(Page and application data records)
Segment Open
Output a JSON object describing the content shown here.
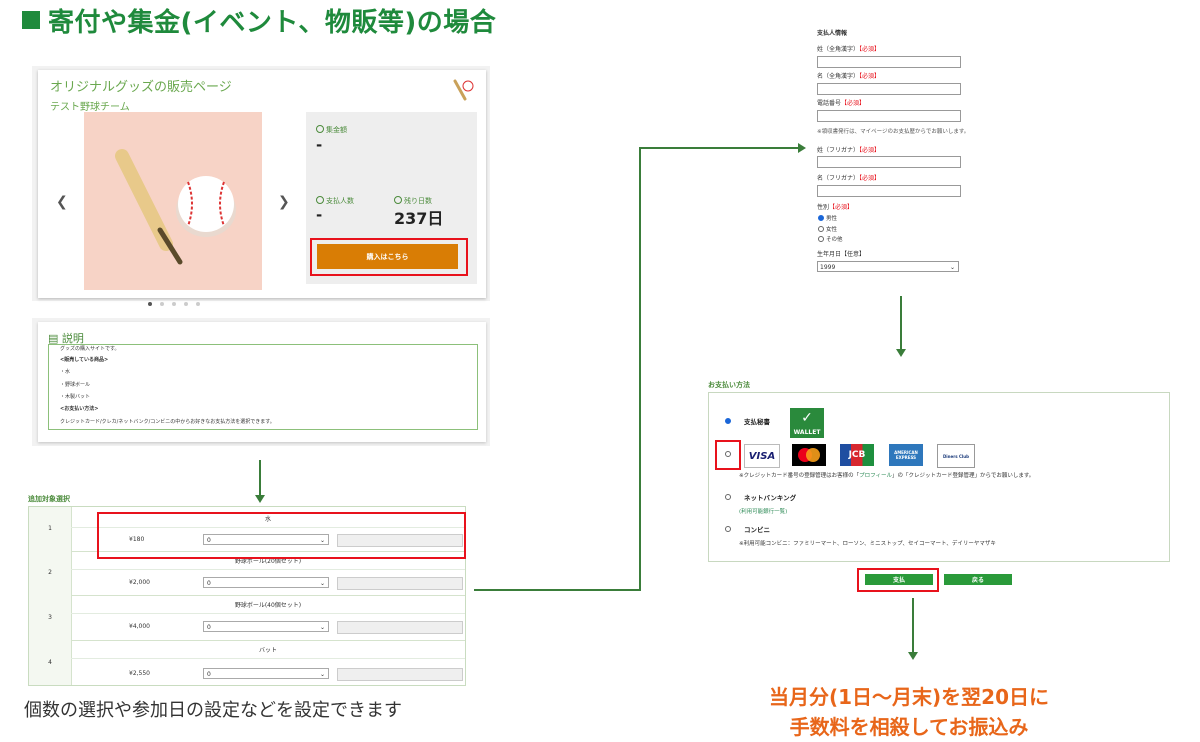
{
  "heading": "寄付や集金(イベント、物販等)の場合",
  "product": {
    "title": "オリジナルグッズの販売ページ",
    "team": "テスト野球チーム",
    "collected_label": "集金額",
    "collected_value": "-",
    "payers_label": "支払人数",
    "payers_value": "-",
    "days_left_label": "残り日数",
    "days_left_value": "237日",
    "buy_button": "購入はこちら"
  },
  "description": {
    "title": "説明",
    "lines": [
      "グッズの購入サイトです。",
      "<販売している商品>",
      "・水",
      "・野球ボール",
      "・木製バット",
      "<お支払い方法>",
      "クレジットカード/クレカ/ネットバンク/コンビニの中からお好きなお支払方法を選択できます。"
    ]
  },
  "selection": {
    "title": "追加対象選択",
    "rows": [
      {
        "num": "1",
        "name": "水",
        "price": "¥180",
        "qty": "0"
      },
      {
        "num": "2",
        "name": "野球ボール(20個セット)",
        "price": "¥2,000",
        "qty": "0"
      },
      {
        "num": "3",
        "name": "野球ボール(40個セット)",
        "price": "¥4,000",
        "qty": "0"
      },
      {
        "num": "4",
        "name": "バット",
        "price": "¥2,550",
        "qty": "0"
      }
    ]
  },
  "caption_left": "個数の選択や参加日の設定などを設定できます",
  "payer_form": {
    "title": "支払人情報",
    "required_tag": "【必須】",
    "fields": [
      {
        "label": "姓（全角漢字）"
      },
      {
        "label": "名（全角漢字）"
      },
      {
        "label": "電話番号"
      },
      {
        "label": "姓（フリガナ）"
      },
      {
        "label": "名（フリガナ）"
      }
    ],
    "phone_note": "※領収書発行は、マイページのお支払歴からでお願いします。",
    "gender_label": "性別",
    "gender_options": [
      "男性",
      "女性",
      "その他"
    ],
    "birth_label": "生年月日【任意】",
    "birth_year": "1999"
  },
  "payment": {
    "title": "お支払い方法",
    "wallet_option": "支払秘書",
    "wallet_logo": "WALLET",
    "card_logos": [
      "VISA",
      "mastercard",
      "JCB",
      "AMERICAN EXPRESS",
      "Diners Club"
    ],
    "card_note_prefix": "※クレジットカード番号の登録管理はお客様の「",
    "card_note_link": "プロフィール",
    "card_note_suffix": "」の「クレジットカード登録管理」からでお願いします。",
    "netbank_option": "ネットバンキング",
    "netbank_link": "(利用可能銀行一覧)",
    "conbini_option": "コンビニ",
    "conbini_note": "※利用可能コンビニ：ファミリーマート、ローソン、ミニストップ、セイコーマート、デイリーヤマザキ",
    "pay_button": "支払",
    "back_button": "戻る"
  },
  "caption_right": [
    "当月分(1日〜月末)を翌20日に",
    "手数料を相殺してお振込み"
  ],
  "colors": {
    "green": "#1f8a3c",
    "red": "#e8121c",
    "orange": "#e8661a",
    "buy": "#d97d05"
  }
}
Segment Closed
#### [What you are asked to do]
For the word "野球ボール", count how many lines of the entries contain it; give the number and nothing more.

#### [Response]
3